|Original title:||Un jour mon pére viendra|
|Production country:||Frankreich 2011|
|Running time:||Approx. 101 min.|
What can go wrong at a wedding has been the subject of countless films, sometimes more, sometimes less amusing. But what happens when one's own father is too embarrassing and instead of him an actor should lead the bride to the altar, now shows the French comedy Fathers and other disasters. In front of her fiancé, the successful tennis player Stephen (Jamie Bamber Griffith), Chloé (Olivia Ruiz) simply cannot admit that her father Gustave (Gérard Jugnot) is a good-for-nothing drunk who never misses an opportunity to disappoint his daughter.

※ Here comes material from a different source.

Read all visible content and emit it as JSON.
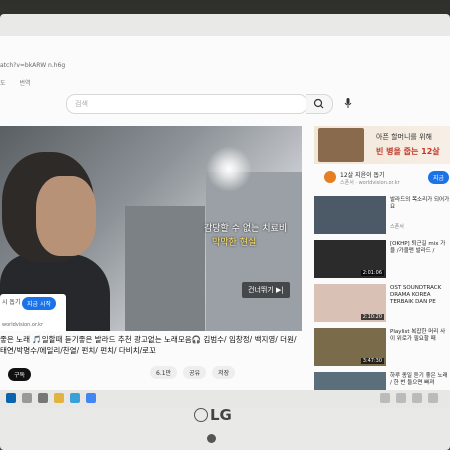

And so she simply hires an actor to play the part of the well-off, suave father. What Chloé doesn't suspect is that the supposed actor Bernard (Francois Berléand), a wealthy obsessive-compulsive, is actually her biological father, who has only now learned of his daughter's existence. This already sounds like pre-programmed chaos. But the fact that the unknowing Gustave has also befriended his rival Bernard and now wants to secretly observe the wedding festivities makes it almost impossible for the situation not to escalate...
Fathers and Other Disasters is a typical French comedy of mistaken identity that provides entertaining entertainment with plenty of over-the-top humor and charming characters. Although the staging seems a bit flat and uninspired at times, thanks to the good interplay between the two main actors, there is plenty of good humour to be had, even despite a few weak gags. Gérard Jugnot and Francois Berléand, who already worked together on The Children of Monsieur Mathieu, carry the comedy as a mismatched duo not only in its strong but also in its rather shallow moments. Berléand clearly has the best laughs on his side as the uptight obsessive-compulsive.
The rest of the cast unfortunately gets a bit lost next to the strong duo. Jamie Bamber Griffith, known from the series Battlestar Galactica, for instance, completely pales next to the comedic timing of Jugnot and Berléand. And while Olivia Ruiz certainly puts up a good fight, her performance comes across as nowhere near as relaxed and engaging as that of her movie fathers. But even if the supporting cast remains a bit colourless, the production makes use of several clichés and the gags sometimes don't hit the mark, Fathers and Other Disasters works really well. Because it's obvious from the opening credits that the film doesn't want to achieve anything more than to put the audience in a good mood. And in the end it succeeds really well.
A little buddy comedy, some slapstick, a touch of romance and a lot of classic comedy of mistaken identity, these are the ingredients director Martin Valente has used to put together his light-hearted wedding fun. If you're just looking for light French entertainment cinema with some hearty laughs, two charming leads and an amusing story, you can safely seek out these wedding festivities. Worth seeing!
An article by Frankfurt-Tipp